- Describe a mistake you’ve made in the past, and what you did to correct it.
- Which of your accomplishments are you most proud? Was it an individual or team effort?
- What does respect in the workplace mean to you?
- Are there any types of people you find difficult to work with?
- How do you think your former colleagues would describe you?
A better screening process means asking more targeted questions of references, too. These folks are generally willing to say only positive things about former workers, as a professional gesture. But the right targeted questions, similar to those above, can provide revealing information.
Having other staff members interview candidates is also a good addition to your screening process. You should also consider having potential new hires “shadow” another worker for a few hours before extending an offer. This will give you, your team and the potential new hire a better understanding of how they’ll actually behave in your facility.
#5: Partner with a Proven Workforce Resource
Of course, many healthcare employers are operating on razor-thin margins, and may not have the time or resources to invest in what’s really needed for some of the strategies above.

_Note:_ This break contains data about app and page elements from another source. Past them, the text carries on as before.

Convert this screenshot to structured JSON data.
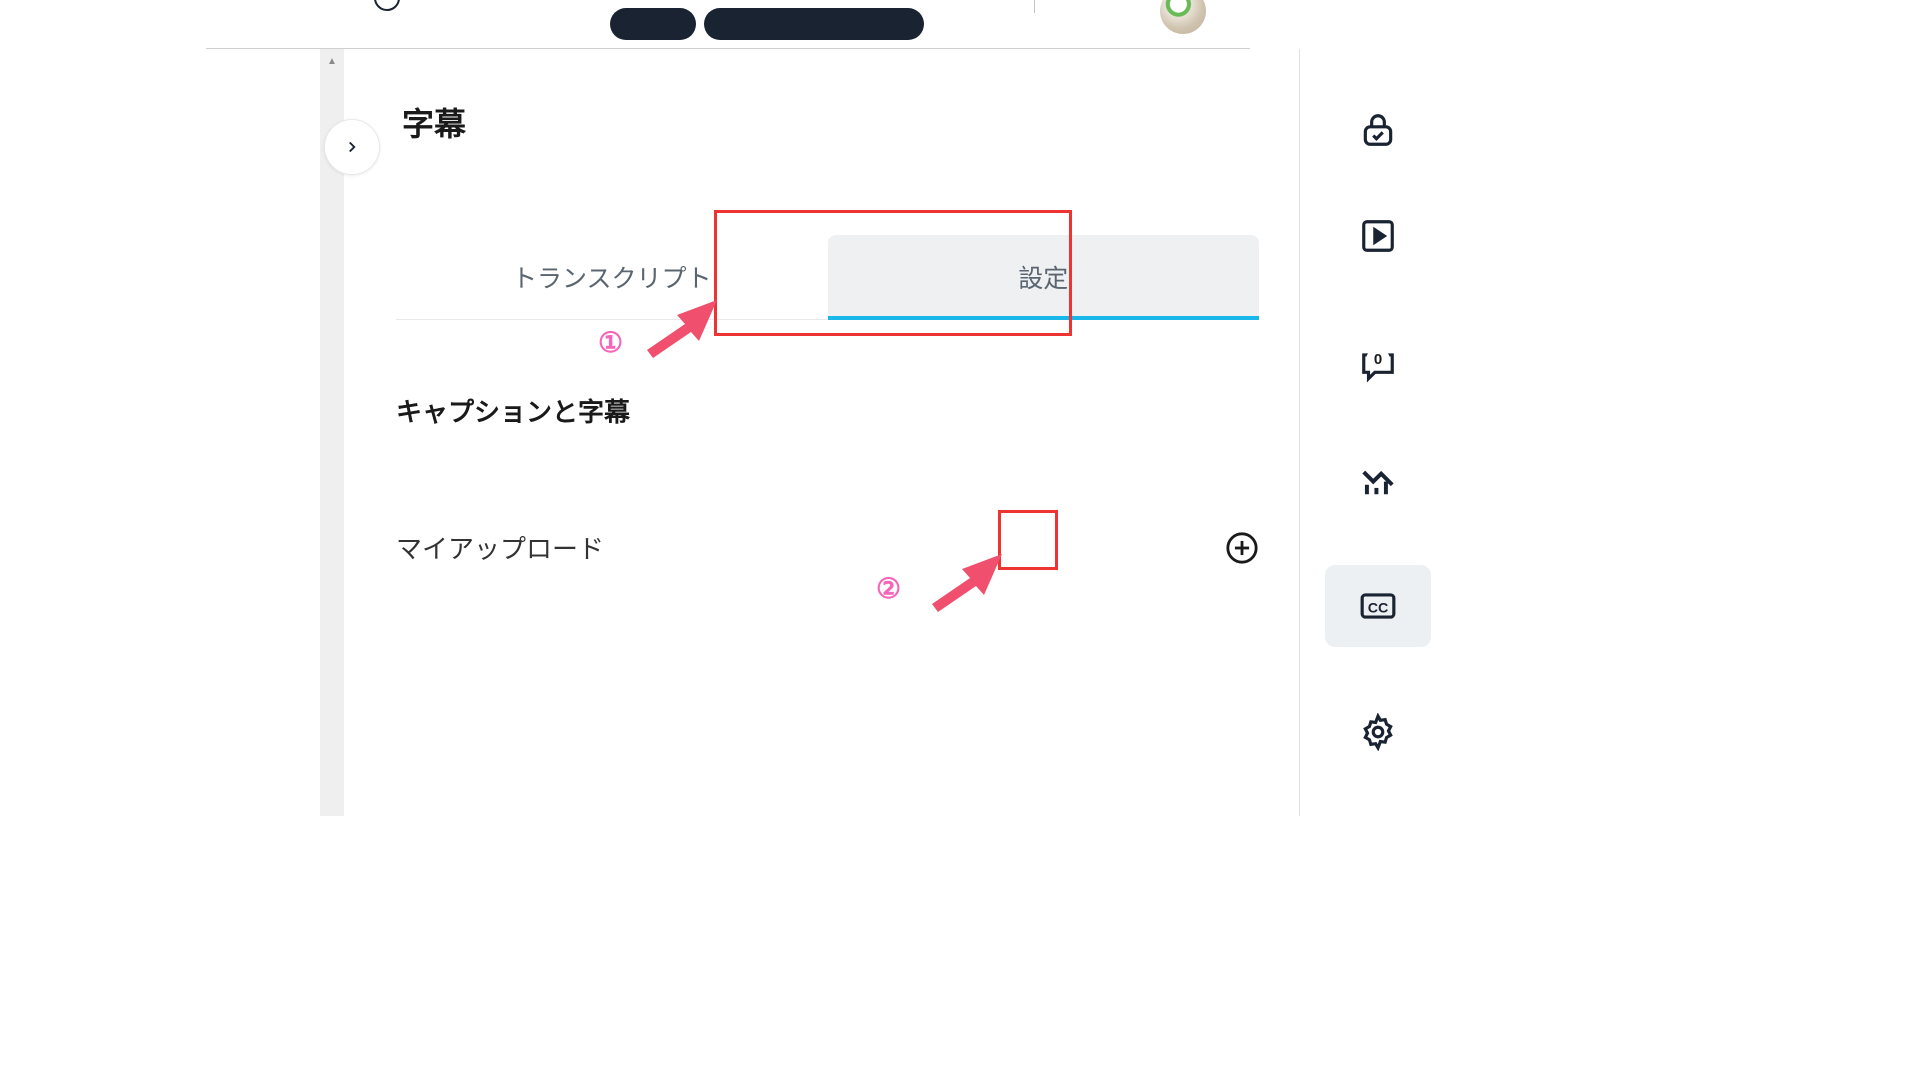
{
  "page": {
    "title": "字幕"
  },
  "tabs": {
    "transcript": "トランスクリプト",
    "settings": "設定"
  },
  "sections": {
    "captions": "キャプションと字幕",
    "uploads": "マイアップロード"
  },
  "sidebar": {
    "comment_count": "0"
  },
  "annotations": {
    "step1": "①",
    "step2": "②"
  },
  "colors": {
    "highlight": "#ee3333",
    "accent": "#1ab7ea",
    "annotation": "#f565b9"
  }
}
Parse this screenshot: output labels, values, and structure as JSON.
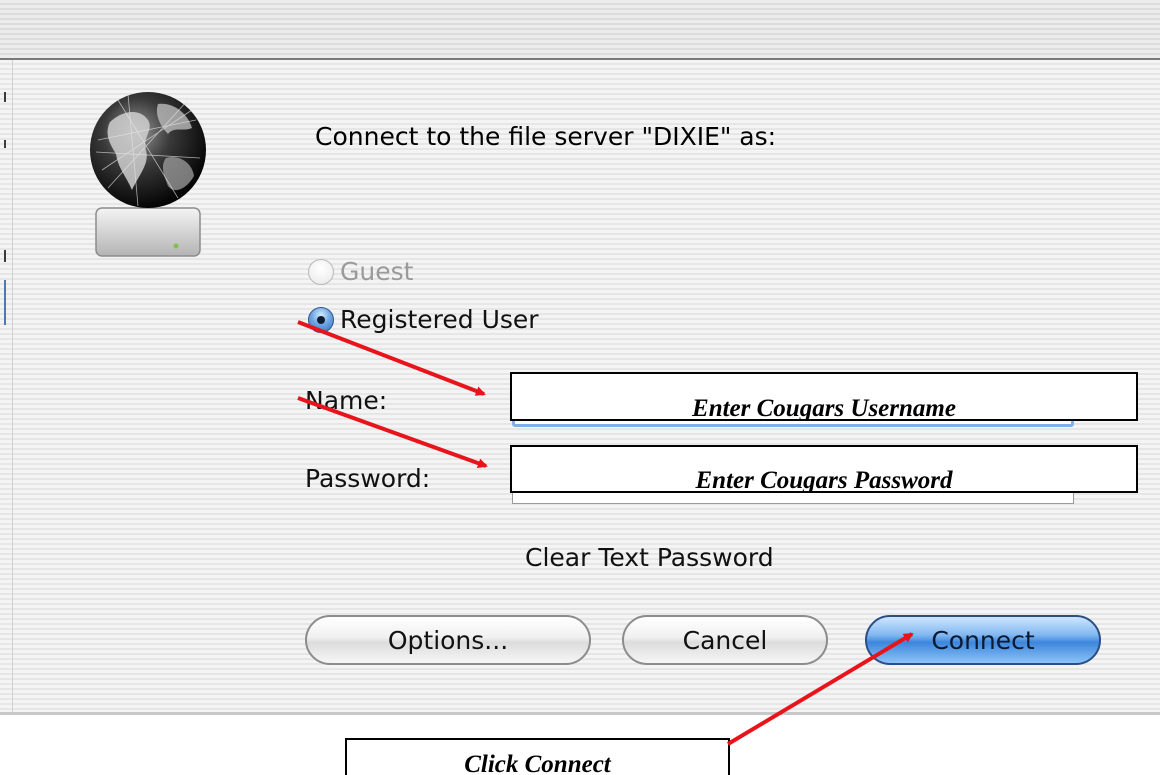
{
  "dialog": {
    "prompt": "Connect to the file server \"DIXIE\" as:",
    "server_icon": "globe-server-icon",
    "login_options": [
      {
        "label": "Guest",
        "selected": false,
        "enabled": false
      },
      {
        "label": "Registered User",
        "selected": true,
        "enabled": true
      }
    ],
    "name_label": "Name:",
    "password_label": "Password:",
    "name_value": "",
    "password_value": "",
    "security_note": "Clear Text Password",
    "buttons": {
      "options": "Options...",
      "cancel": "Cancel",
      "connect": "Connect"
    }
  },
  "annotations": {
    "username_callout": "Enter Cougars Username",
    "password_callout": "Enter Cougars Password",
    "connect_callout": "Click Connect",
    "arrow_color": "#e8141b"
  },
  "colors": {
    "default_button": "#3d86dc",
    "focus_ring": "#7fb0e6"
  }
}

For these organizations — and for all healthcare leaders seeking to improve efficiency in hiring and managing workers — partnering with a proven clinical workforce solutions provider could be the winning strategy.
Specialized recruitment providers can help you find and hire the specific type of people you’re seeking — personality types as well as skill sets. On top of that, healthcare managed services allow employers to leverage automated solutions targeted at sourcing or onboarding procedures can free up huge chunks of time for your administrative staff, which could, in turn, free up valuable space in the budget.
And, by finding a company offering nationwide healthcare staffing and recruitment services, employers can also enjoy access to much wider pool of candidates. Plus, leading recruitment providers like CareerStaff have high standards of hiring, helping ensure that your organization doesn’t get stuck with any more toxic personalities in the workplace.
Don’t Hire a Bully! Weed Out Toxic Personalities in the Workplace with CareerStaff
If you’re looking to improve your process for sourcing, screening, interviewing or other workforce task, we’ve got the expertise and resources to help you get the job done right! Contact us today to learn more about the clinical workforce solutions available from CareerStaff.